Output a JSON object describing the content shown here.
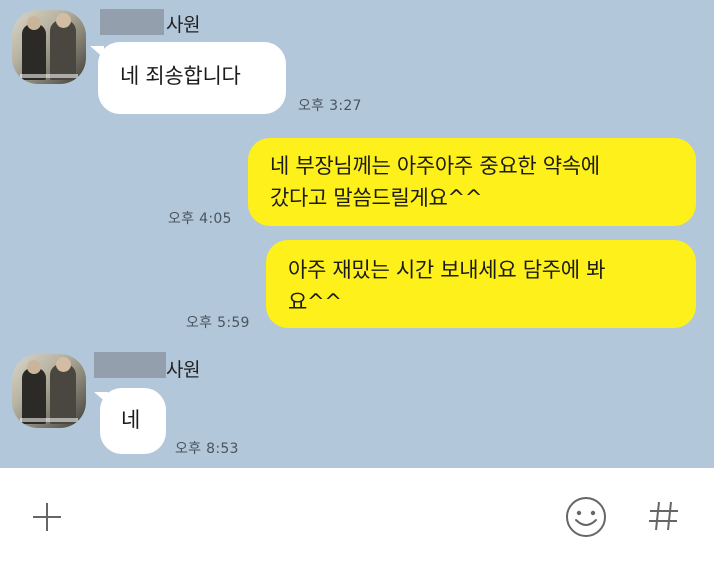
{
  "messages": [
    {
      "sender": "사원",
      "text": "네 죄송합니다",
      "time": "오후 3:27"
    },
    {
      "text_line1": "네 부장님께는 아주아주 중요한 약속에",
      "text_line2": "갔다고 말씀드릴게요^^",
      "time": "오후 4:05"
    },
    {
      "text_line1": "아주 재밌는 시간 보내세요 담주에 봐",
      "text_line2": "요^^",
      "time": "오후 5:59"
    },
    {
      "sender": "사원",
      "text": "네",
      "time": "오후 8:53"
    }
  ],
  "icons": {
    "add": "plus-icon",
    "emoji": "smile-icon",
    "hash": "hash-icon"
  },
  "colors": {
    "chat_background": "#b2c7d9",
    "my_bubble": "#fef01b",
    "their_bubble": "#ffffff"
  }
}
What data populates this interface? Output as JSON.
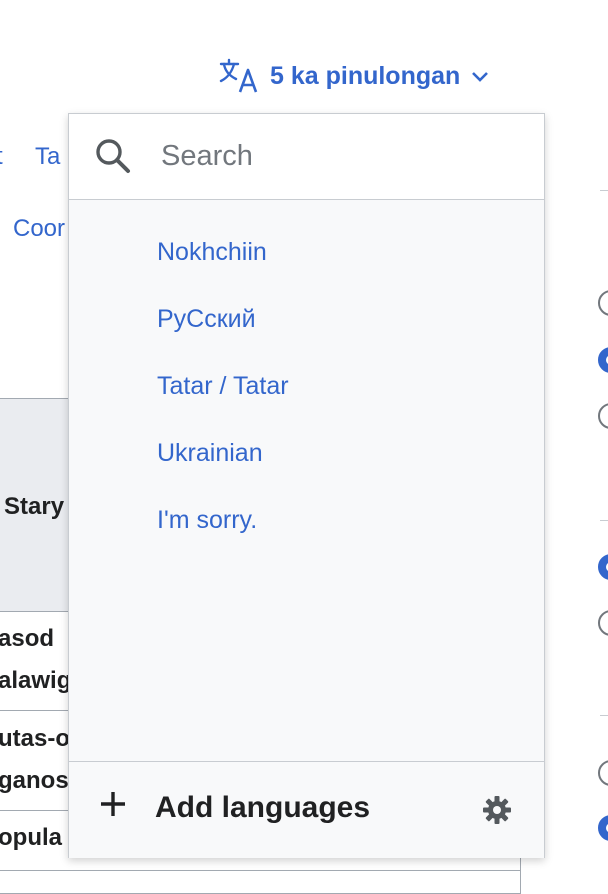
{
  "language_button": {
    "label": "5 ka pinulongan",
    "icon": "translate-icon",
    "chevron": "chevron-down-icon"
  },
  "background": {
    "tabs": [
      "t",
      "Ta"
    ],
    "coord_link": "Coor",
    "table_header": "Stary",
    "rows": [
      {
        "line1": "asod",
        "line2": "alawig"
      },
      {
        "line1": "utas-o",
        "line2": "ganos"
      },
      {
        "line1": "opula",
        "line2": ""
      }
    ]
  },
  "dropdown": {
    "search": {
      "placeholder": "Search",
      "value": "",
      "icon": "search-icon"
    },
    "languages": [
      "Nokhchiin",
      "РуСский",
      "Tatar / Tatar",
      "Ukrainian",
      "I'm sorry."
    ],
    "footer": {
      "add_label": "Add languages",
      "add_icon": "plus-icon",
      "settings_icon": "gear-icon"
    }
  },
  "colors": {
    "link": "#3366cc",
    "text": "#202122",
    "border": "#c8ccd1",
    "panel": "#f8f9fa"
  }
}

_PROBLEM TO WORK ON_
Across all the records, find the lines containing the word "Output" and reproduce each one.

_SOLUTION_
Output a JSON object describing the content shown here.
What data populates this interface? Output as JSON.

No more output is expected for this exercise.